Thirty-five year-old Maritza Conde, a Puerto Rican mother and wife from a working class background, decided to apply to become an FBI agent after working as an attorney for a few years in the commonwealth island. She was accepted into the agency and her current job description with the FBI is fighting against human trafficking, the illegal buying and selling of people. Everyday she tries to protect those who are helpless and vulnerable in the seedy, urban jungle of the Space City.
Conde, a member of the Houston Operations Office, gave us a little bit of her time so we could pick her brain and learn about her experience.
Photo by Don Juan Corzo
Houston Examiner: What motivated you to become an FBI agent?
Maritza Conde: I’d always wanted to be part of the FBI ever since I was a child and watched them on TV shows or movies. I was also very interested in criminal investigation and, actually, I became a lawyer first.
After I graduated from college with a bachelor’s in political science, I applied to attend law school and to work for the FBI at the same time in 1992.
The FBI called a year later but I told them I wanted to finish working on my law degree. I graduated in 1997 and practiced law for about eight years and I decided to apply with the agency again.
Law gives you the knowledge of the interaction with people y that’s a great advantage in the FBI, even more if you’re bilingual, since they prefer people that speak more than one language. The physical training was intense, but they also prepare you in many other aspects.
MC: It’s much graver than I thought or anyone can imagine it because for every case we find, there are thousands we don’t know about. Usually, victims tend to be minorities or foreigners, but we also see Americans that are exploited like runaway teenagers. But there’s confusion between what the community considers trafficking of undocumented aliens and trafficking to enslave people. In the traffic with the purpose to exploit, the criminal keeps a commercial relation with the victim like cases of prostitution.
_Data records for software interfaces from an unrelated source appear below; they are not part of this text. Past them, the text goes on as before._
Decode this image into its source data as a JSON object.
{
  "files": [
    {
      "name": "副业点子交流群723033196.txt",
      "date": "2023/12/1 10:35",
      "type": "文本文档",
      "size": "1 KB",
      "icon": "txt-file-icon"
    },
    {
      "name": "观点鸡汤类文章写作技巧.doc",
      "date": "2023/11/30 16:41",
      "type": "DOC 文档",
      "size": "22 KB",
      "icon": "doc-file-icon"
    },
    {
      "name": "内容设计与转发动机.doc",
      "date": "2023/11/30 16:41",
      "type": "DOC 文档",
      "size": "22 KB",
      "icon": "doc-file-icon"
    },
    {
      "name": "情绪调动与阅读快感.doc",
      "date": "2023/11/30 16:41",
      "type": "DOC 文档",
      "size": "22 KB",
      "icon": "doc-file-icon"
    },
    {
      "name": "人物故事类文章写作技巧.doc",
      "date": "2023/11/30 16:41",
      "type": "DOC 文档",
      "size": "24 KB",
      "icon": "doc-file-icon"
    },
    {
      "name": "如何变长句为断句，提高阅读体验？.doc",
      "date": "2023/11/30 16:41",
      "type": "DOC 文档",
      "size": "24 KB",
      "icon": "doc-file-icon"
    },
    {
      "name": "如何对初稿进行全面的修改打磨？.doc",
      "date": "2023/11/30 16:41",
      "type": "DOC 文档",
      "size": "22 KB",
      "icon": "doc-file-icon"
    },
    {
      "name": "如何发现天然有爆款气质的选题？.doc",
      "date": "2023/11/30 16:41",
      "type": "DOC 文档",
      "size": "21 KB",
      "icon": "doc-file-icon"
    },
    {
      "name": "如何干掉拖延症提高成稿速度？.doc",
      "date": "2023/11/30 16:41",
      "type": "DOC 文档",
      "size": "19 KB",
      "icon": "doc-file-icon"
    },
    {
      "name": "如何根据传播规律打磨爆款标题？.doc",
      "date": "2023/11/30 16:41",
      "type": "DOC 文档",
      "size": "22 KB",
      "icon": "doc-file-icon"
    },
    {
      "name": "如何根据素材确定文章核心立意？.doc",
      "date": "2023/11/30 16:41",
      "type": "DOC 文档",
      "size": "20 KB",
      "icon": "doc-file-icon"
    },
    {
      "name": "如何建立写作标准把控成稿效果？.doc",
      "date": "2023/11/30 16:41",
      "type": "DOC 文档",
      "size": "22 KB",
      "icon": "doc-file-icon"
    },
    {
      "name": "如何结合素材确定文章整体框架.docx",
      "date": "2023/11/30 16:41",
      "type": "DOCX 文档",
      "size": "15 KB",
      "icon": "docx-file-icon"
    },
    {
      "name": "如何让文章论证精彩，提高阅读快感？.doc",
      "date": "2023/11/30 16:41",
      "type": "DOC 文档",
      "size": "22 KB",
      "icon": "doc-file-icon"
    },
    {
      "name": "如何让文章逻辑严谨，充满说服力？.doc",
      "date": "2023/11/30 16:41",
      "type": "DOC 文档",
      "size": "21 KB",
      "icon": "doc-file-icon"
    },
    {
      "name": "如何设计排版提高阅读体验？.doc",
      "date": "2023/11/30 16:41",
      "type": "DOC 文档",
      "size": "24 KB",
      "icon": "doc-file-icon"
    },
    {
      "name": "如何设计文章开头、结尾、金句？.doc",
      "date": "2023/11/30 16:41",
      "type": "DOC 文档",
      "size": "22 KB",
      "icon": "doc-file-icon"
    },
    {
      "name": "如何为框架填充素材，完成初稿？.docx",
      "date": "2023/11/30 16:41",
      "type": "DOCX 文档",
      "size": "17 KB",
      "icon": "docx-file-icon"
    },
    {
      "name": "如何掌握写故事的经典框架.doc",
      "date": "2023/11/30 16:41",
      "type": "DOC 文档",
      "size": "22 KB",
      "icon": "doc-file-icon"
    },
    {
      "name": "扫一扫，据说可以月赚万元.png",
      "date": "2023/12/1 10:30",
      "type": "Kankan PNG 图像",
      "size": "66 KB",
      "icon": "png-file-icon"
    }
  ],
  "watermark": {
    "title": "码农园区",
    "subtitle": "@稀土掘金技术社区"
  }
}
Typically, women are forced into prostitution for an outstanding debt or threatened to kill their family.
For more info: http://www.msnbc.msn.com/id/22056066/page/3/
The interview with FBI agent Maritza Conde was conducted in 2008.